|FOR IMMEDIATE RELEASE
Tuesday, September 26, 2000
Contact: Alisa Zapp Machalek|
NIGMS Structural Genomics Awards Scale Up Protein Structure Studies
- Five institutions in the New York City area have joined to form the New York Structural Genomics Research Consortium, which will develop techniques to streamline every step of structural genomics. The consortium expects to solve several hundred protein structures from humans and model organisms ranging from bacteria to humans. (Stephen K. Burley, The Rockefeller University)
- The Midwest Center for Structural Genomics, a consortium of seven institutions, seeks to reduce the average cost to determine a protein structure from $100,000 to $20,000. The group will select protein targets from all three kingdoms of life (Eukarya, Archaea, and Bacteria), with an emphasis on previously unknown folds and on proteins from disease-causing organisms. (Andrzej Joachimiak, Argonne National Laboratory)
- The Structural Genomic Center aims to speed up structure determination by X-ray crystallography. It will focus on two bacteria with extremely small genomes to study proteins essential for independent life. The bacteria, Mycoplasma genitalium and Mycoplasma pneumoniae, are closely related. The former contains the smallest genome of any free-living organism and infects the human genital and respiratory tracts. The latter causes a form of pneumonia. (Sung-Hou Kim, Lawrence Berkeley National Laboratory)
Researchers in New Jersey, New York, Connecticut, Washington State, and Ontario, Canada have formed the Northeast Structural Genomics Consortium, which will target proteins from various model organisms--including the fruit fly, yeast, and the roundworm and related human proteins. This consortium will use both X-ray crystallography and NMR spectroscopy to determine protein structures. (Gaetano Montelione, Rutgers University)
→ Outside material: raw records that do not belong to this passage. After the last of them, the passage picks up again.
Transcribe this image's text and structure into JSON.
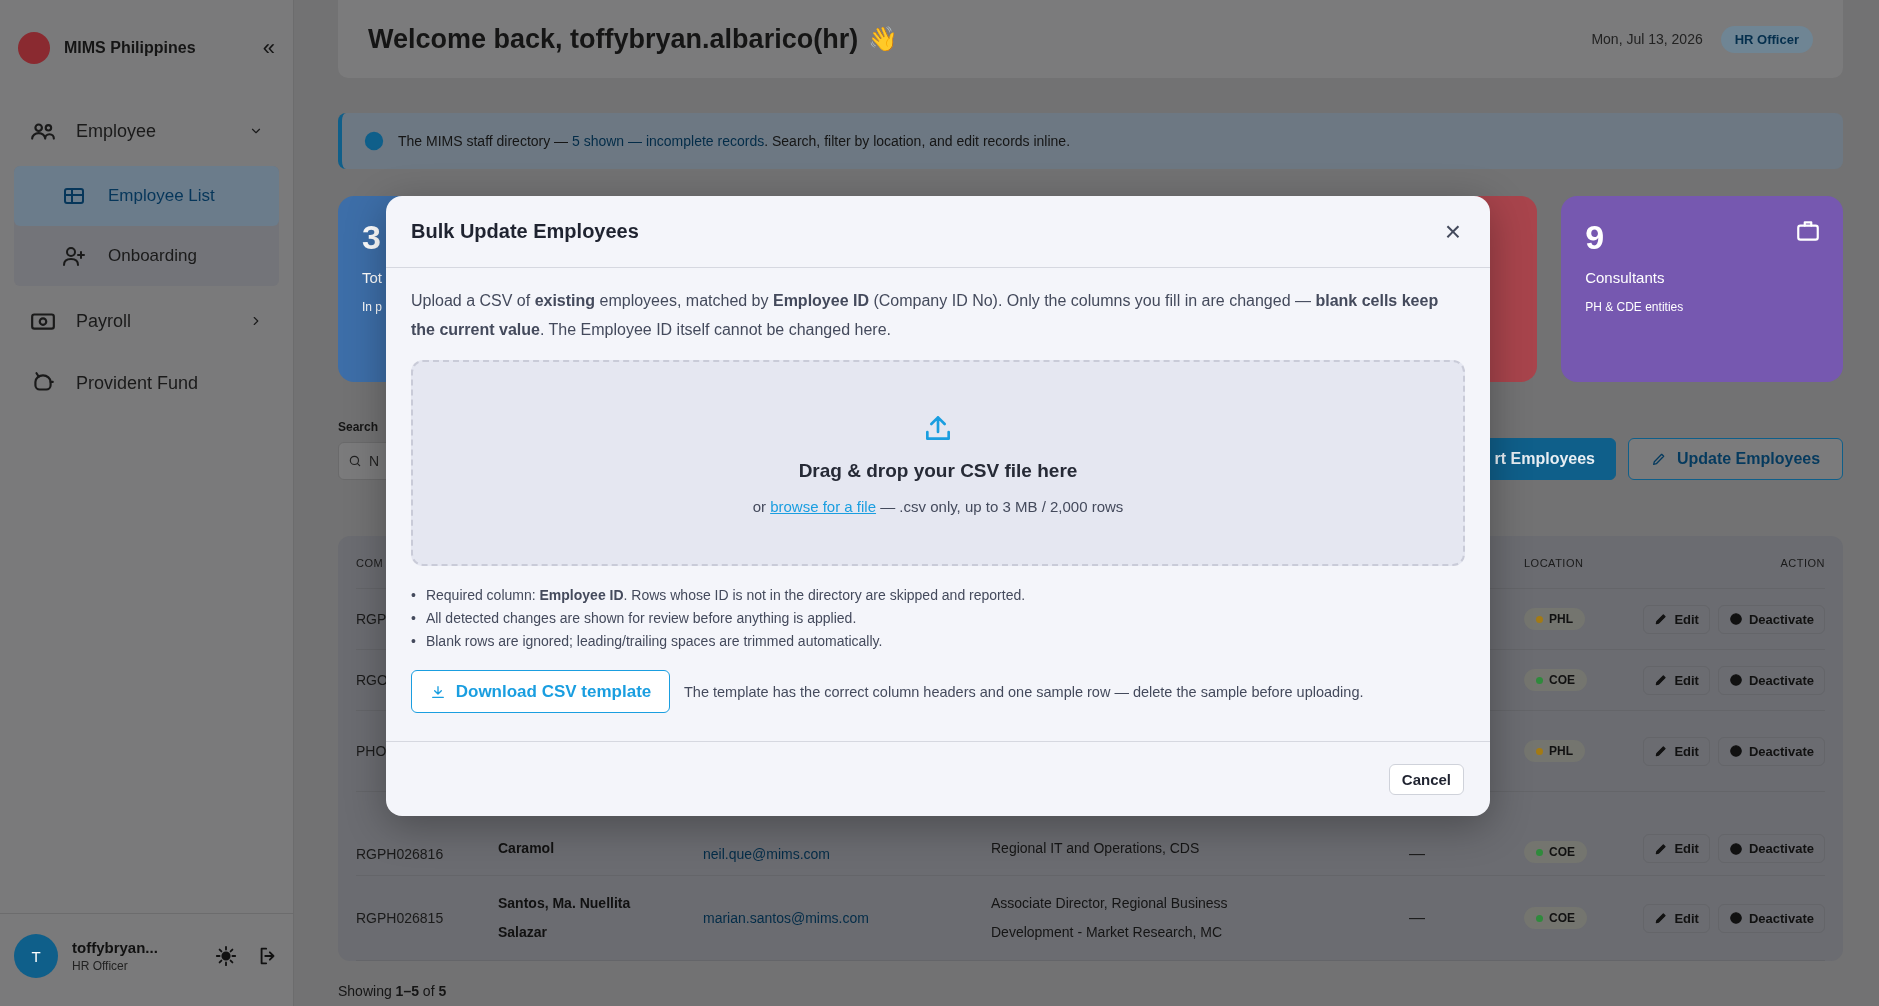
{
  "sidebar": {
    "brand": "MIMS Philippines",
    "collapse_icon": "«",
    "items": [
      {
        "label": "Employee",
        "expanded": true,
        "children": [
          {
            "label": "Employee List",
            "selected": true
          },
          {
            "label": "Onboarding",
            "selected": false
          }
        ]
      },
      {
        "label": "Payroll",
        "expanded": false
      },
      {
        "label": "Provident Fund"
      }
    ],
    "user": {
      "avatar": "T",
      "name": "toffybryan...",
      "role": "HR Officer"
    }
  },
  "header": {
    "greeting": "Welcome back, toffybryan.albarico(hr)",
    "wave": "👋",
    "date": "Mon, Jul 13, 2026",
    "role_badge": "HR Officer"
  },
  "banner": {
    "prefix": "The MIMS staff directory — ",
    "highlight": "5 shown — incomplete records",
    "suffix": ". Search, filter by location, and edit records inline."
  },
  "stat_cards": [
    {
      "value": "3",
      "label": "Tot",
      "note": "In p",
      "color": "#3d6ea8"
    },
    {
      "color": "#a8444c"
    },
    {
      "value": "9",
      "label": "Consultants",
      "note": "PH & CDE entities",
      "color": "#7658b0"
    }
  ],
  "search": {
    "label": "Search",
    "placeholder": "N"
  },
  "actions": [
    {
      "label": "rt Employees",
      "kind": "primary"
    },
    {
      "label": "Update Employees",
      "kind": "outline"
    }
  ],
  "table": {
    "columns": [
      "COM",
      "LOCATION",
      "ACTION"
    ],
    "rows": [
      {
        "company_id": "RGP",
        "location": "PHL",
        "color": "#a37a14",
        "actions": [
          "Edit",
          "Deactivate"
        ]
      },
      {
        "company_id": "RGO",
        "location": "COE",
        "color": "#2f8a3c",
        "actions": [
          "Edit",
          "Deactivate"
        ]
      },
      {
        "company_id": "PHO",
        "location": "PHL",
        "color": "#a37a14",
        "actions": [
          "Edit",
          "Deactivate"
        ]
      },
      {
        "company_id": "RGPH026816",
        "name": [
          "Caramol"
        ],
        "email": "neil.que@mims.com",
        "position": [
          "Regional IT and Operations, CDS"
        ],
        "column_5": "—",
        "location": "COE",
        "color": "#2f8a3c",
        "actions": [
          "Edit",
          "Deactivate"
        ]
      },
      {
        "company_id": "RGPH026815",
        "name": [
          "Santos, Ma. Nuellita",
          "Salazar"
        ],
        "email": "marian.santos@mims.com",
        "position": [
          "Associate Director, Regional Business",
          "Development - Market Research, MC"
        ],
        "column_5": "—",
        "location": "COE",
        "color": "#2f8a3c",
        "actions": [
          "Edit",
          "Deactivate"
        ]
      }
    ]
  },
  "footer": "Showing **1–5** of **5**",
  "modal": {
    "title": "Bulk Update Employees",
    "close": "×",
    "intro": "Upload a CSV of **existing** employees, matched by **Employee ID** (Company ID No). Only the columns you fill in are changed — **blank cells keep the current value**. The Employee ID itself cannot be changed here.",
    "dropzone": {
      "title": "Drag & drop your CSV file here",
      "prefix": "or ",
      "link": "browse for a file",
      "suffix": " — .csv only, up to 3 MB / 2,000 rows"
    },
    "bullet": "•",
    "notes": [
      "Required column: **Employee ID**. Rows whose ID is not in the directory are skipped and reported.",
      "All detected changes are shown for review before anything is applied.",
      "Blank rows are ignored; leading/trailing spaces are trimmed automatically."
    ],
    "download_button": "Download CSV template",
    "download_note": "The template has the correct column headers and one sample row — delete the sample before uploading.",
    "cancel_button": "Cancel"
  }
}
A collaboration of scientists in six countries have formed the TB Structural Genomics Consortium to determine and analyze the structures of about 400 proteins from Mycobacterium tuberculosis. The group seeks to optimize the technical and managerial underpinnings of high-throughput structure determination and will develop a database of structures and functions. NIH's National Institute of Allergy and Infectious Diseases, which is cofunding this project with NIGMS, anticipates that this information also will lead to the design of new and improved drugs and vaccines for tuberculosis. (Thomas Terwilliger, Los Alamos National Laboratory)
- The Southeast Collaboratory for Structural Genomics, with its core in Georgia and Alabama, will analyze part of the human genome and the entire genomes of two representative organisms--the roundworm Caenorhabditis elegans and its more primitive microbial ancestor, Pyrococcus furiosus. The group emphasizes technology development, especially for automated crystallography and NMR techniques. (Bi-Cheng Wang, University of Georgia)
- The Joint Center for Structural Genomics, centered in California, is developing high-throughput methods for protein production, crystallization, and structure determination. It will initially focus on novel structures from C. elegans and on human proteins thought to be involved in cell signaling. It will also determine the structures of similar proteins from other organisms to ensure the inclusion of the greatest number of different protein folds. (Ian Wilson, The Scripps Research Institute)
To arrange an interview with Dr. Marvin Cassman, NIGMS Director, or with Dr. John Norvell, director of the Protein Structure Initiative, call Alisa Machalek in the NIGMS Office of Communications and Public Liaison at (301) 496-7301.
More information about the NIGMS Protein Structure Initiative is available at http://www.nih.gov/nigms/funding/psi.html.